── INPUT FOR THIS TASK
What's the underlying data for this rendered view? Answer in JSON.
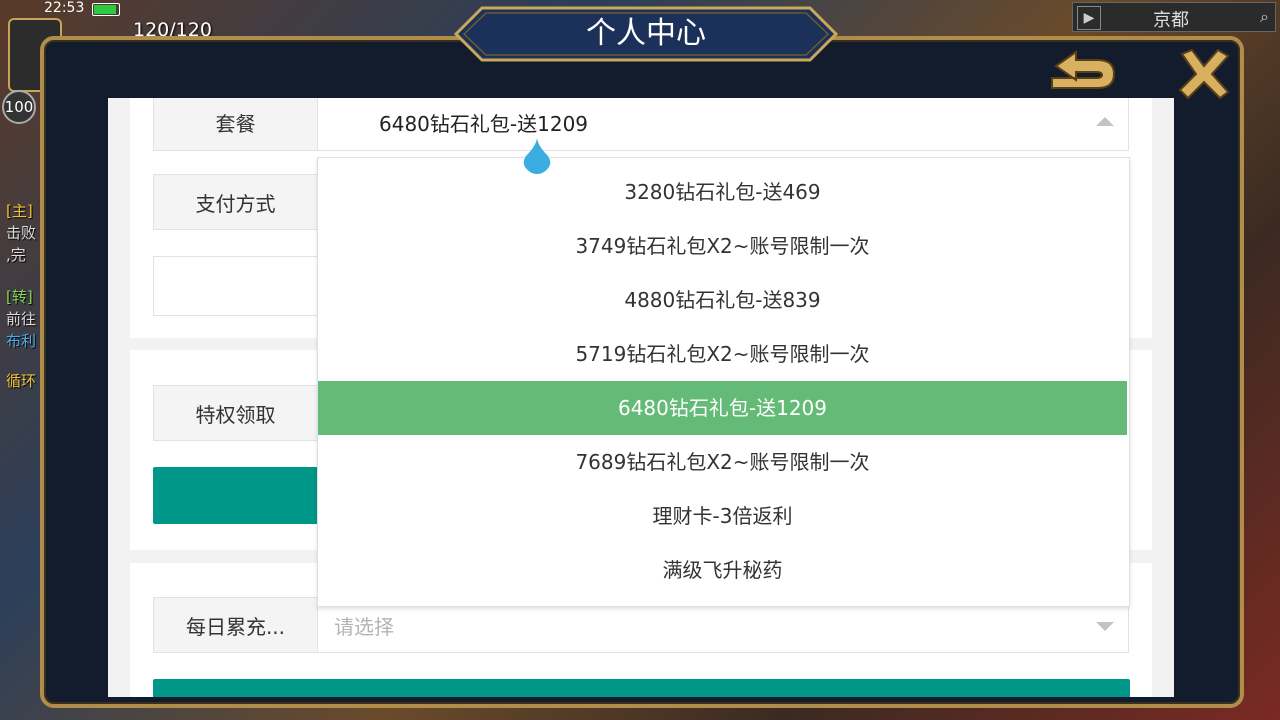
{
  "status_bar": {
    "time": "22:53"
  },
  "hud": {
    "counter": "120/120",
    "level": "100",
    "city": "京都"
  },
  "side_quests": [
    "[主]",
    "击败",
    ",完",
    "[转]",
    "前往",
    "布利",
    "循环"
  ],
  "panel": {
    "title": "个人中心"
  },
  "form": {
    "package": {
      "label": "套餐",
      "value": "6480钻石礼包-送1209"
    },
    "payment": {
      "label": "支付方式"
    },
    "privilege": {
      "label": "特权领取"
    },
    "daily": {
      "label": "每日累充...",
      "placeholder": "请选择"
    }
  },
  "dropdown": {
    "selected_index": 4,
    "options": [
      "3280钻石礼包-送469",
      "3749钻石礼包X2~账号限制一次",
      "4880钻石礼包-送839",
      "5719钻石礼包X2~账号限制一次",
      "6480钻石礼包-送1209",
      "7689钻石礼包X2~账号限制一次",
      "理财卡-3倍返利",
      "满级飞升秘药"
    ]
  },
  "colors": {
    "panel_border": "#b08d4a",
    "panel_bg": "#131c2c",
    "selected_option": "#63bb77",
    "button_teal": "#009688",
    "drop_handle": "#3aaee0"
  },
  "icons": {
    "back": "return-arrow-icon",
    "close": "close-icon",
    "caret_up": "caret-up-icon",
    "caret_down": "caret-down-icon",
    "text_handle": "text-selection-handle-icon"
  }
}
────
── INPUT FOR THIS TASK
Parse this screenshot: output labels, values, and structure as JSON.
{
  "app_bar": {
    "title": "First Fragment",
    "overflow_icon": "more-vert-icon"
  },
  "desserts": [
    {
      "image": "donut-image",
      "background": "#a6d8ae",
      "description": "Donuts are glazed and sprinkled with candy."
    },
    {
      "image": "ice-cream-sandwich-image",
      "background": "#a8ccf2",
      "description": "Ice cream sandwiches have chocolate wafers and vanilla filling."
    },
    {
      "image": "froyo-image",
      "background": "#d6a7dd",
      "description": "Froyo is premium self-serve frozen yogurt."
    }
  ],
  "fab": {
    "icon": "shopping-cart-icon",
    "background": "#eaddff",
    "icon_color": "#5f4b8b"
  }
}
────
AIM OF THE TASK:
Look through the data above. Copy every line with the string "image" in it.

REPLY TO THE TASK:
      "image": "donut-image",
      "image": "ice-cream-sandwich-image",
      "image": "froyo-image",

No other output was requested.